- Home Affairs Minister Aaron Motsoaledi is challenging a 28 June decision that found his termination of the Zimbabwe Exemption Permits unconstitutional and unlawful.
- The permits allow around 178 000 Zimbabweans to live and work in South Africa.
- But the Helen Suzman Foundation argues that Motsoaledi faces “no prospect” of success on appeal, and says his application should be dismissed.
Home Affairs Minister Aaron Motsoaledi says the Gauteng High Court in Pretoria had no right to “interfere” with the government’s decision to terminate 14-year-old Zimbabwe Exemption Permits (ZEPs).
However, through his advocate, William Mokhare, he added that he was open to extending the 31 December deadline for the special permits, which granted legal status to around 178 000 Zimbabweans living in South Africa.
Motsoaledi is applying for leave to appeal the High Court’s 28 June ruling that found the minister’s decision to end the ZEPs “unlawful, unconstitutional, and invalid”.
The court extended the permits for 12 months from 28 June, pending the conclusion of a “fair process” that includes an adequate public participation process the court found had not been done before the 7 June gazette for the ZEP termination.
The June judgment followed the Helen Suzman Foundation’s application to set aside Motsoaledi’s announcement to discontinue the special permits, which began in 2009.
During a virtual hearing on Monday, Mokhare told the High Court that Motsoaledi agreed that the ZEP issue was “not only a matter of great importance and considerable public significance, but…a matter that raises huge constitutional implications”.
Mokhare said its importance entailed the government’s prerogative to deal “with the acceptance of foreigners within its own borders” – factors, Mokhare contended, that included “asylum, immigration, refugee, economic, political, and socioeconomic considerations”.
He recalled that the reasons for the special dispensation was political and economic “instability” in Zimbabwe, which caused “strain” on South Africa due to “the influx” of citizens in the country’s northern neighbour.
“The only way the minister’s decision could be attacked is whether the minister’s decision is rational. Rationality is a low-threshold type of review because it is more linked to the principle of deference, where the courts are loathed to interfere with executive decision-making, particularly where it is more linked to policy,” Mokhare said, adding that policy was not a “specialised terrain” of the courts.
If the court finds that the initial decision, which was to give reprieve on a temporary basis for Zimbabweans because of the situation in their country, then the court cannot interfere with the decision to terminate if the executive [the government] concludes that those conditions are no longer prevalent. And therefore, this dispensation must come to an end.
But Mokhare said Motsoaledi was not opposed to extending the deadline.
“Nothing prevents the minister from always looking at the conditions prevalent at the time and [taking] a decision that does not adversely affect the ZEP members.”
However, the Helen Suzman Foundation – through its advocate, Carol Steinberg – asserted that Motsoaledi’s application should be dismissed. Steinberg said the minister should be given a “punitive costs order” because his appeal had “no prospects of success” at the Supreme Court of Appeal.

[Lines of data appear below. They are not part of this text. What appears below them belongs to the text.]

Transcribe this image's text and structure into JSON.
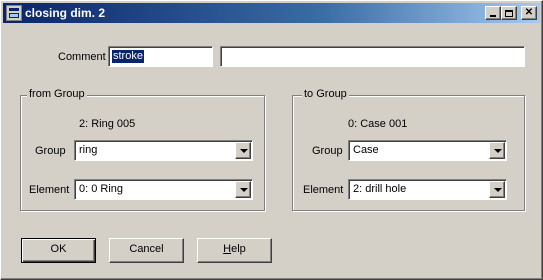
{
  "window": {
    "title": "closing dim. 2"
  },
  "comment": {
    "label": "Comment",
    "short_value": "stroke",
    "long_value": ""
  },
  "from_group": {
    "legend": "from Group",
    "info": "2: Ring 005",
    "group_label": "Group",
    "group_value": "ring",
    "element_label": "Element",
    "element_value": "0: 0 Ring"
  },
  "to_group": {
    "legend": "to Group",
    "info": "0: Case 001",
    "group_label": "Group",
    "group_value": "Case",
    "element_label": "Element",
    "element_value": "2: drill hole"
  },
  "buttons": {
    "ok": "OK",
    "cancel": "Cancel",
    "help_prefix": "H",
    "help_rest": "elp"
  }
}
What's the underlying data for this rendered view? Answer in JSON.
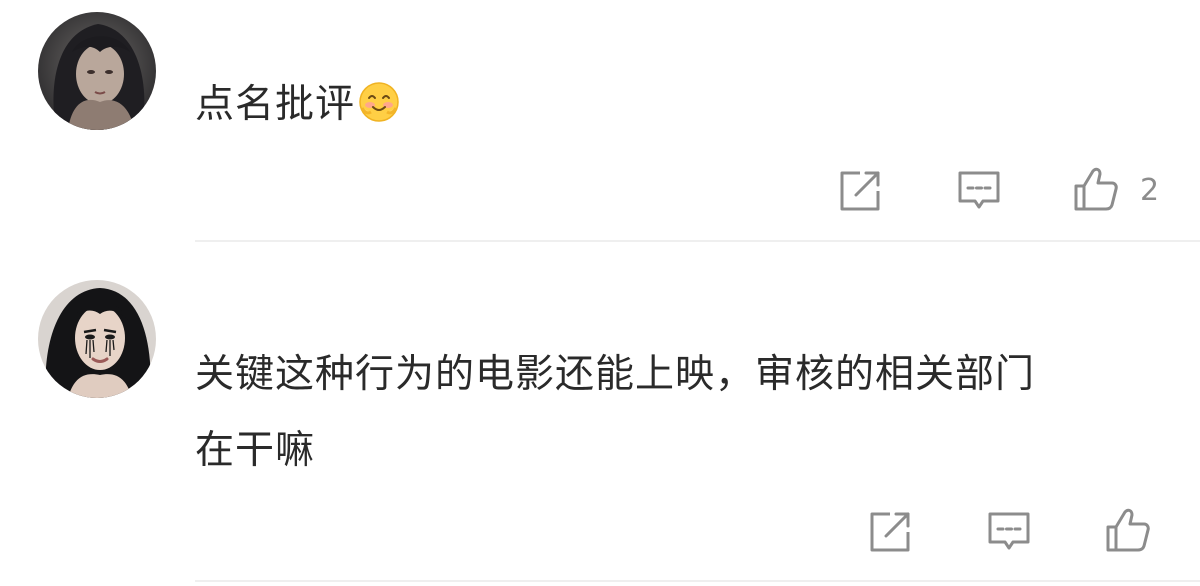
{
  "comments": [
    {
      "text": "点名批评",
      "emoji": "shy-smile-emoji",
      "like_count": "2"
    },
    {
      "text_line1": "关键这种行为的电影还能上映，审核的相关部门",
      "text_line2": "在干嘛"
    }
  ],
  "icons": {
    "share": "share-icon",
    "reply": "comment-icon",
    "like": "thumbs-up-icon"
  },
  "colors": {
    "text": "#2a2a2a",
    "icon": "#8c8c8c",
    "divider": "#efefef",
    "emoji": "#ffcf45"
  }
}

“A mere possibility of success, an arguable case, or one that is not hopeless is not enough. In short, our argument is that there are actually zero prospects of success in this case,” Steinberg asserted.
She added that the 178 000 people affected by Motsoaledi’s decision to terminate the permits had an “iron-clad right” to be heard before regulations were put in place.
“In law, there is a watertight obligation to hear what affected people have to say before a decision impacting on their lives is made. It is the first principle of natural justice. It is [not in doubt] that the minister did not, in fact, hear from the affected people before making the [termination] decision. He called for representations later,” Steinberg said.
There is no court in South Africa that will ever say that the minister is entitled to make a decision – which profoundly impacts on the lives of many, many people – without hearing from them first.
Her views were supported by advocate David Simonsz, who represented the Consortium for Refugees and Migrants in South Africa. Simonsz said no one – including the High Court – wanted to interfere with the government’s work.
He added that the Department of Home Affairs had to use the court-ordered 12-month extension to do a proper public participation process.
“What the minister should do is take the opportunity afforded to him by this court to follow a lawful process and make whatever decision he chooses to make – once he takes into account the just and proper submissions and representations of those affected. That is the proper way forward,” Simonsz argued.
But Mokhare dismissed the argument that there was no public consultation, saying the law allowed participation whether before or after a decision is taken and that the government had solicited views and opened visa applications for existing ZEP holders, who would not be affected by the December deadline should it arrive without their applications being finalised.
“The point here is that we say there was [consultation] – there was [consultation] adapted to the circumstances of the case. We submit that there are prospects of success on the merits.”
The High Court reserved judgment.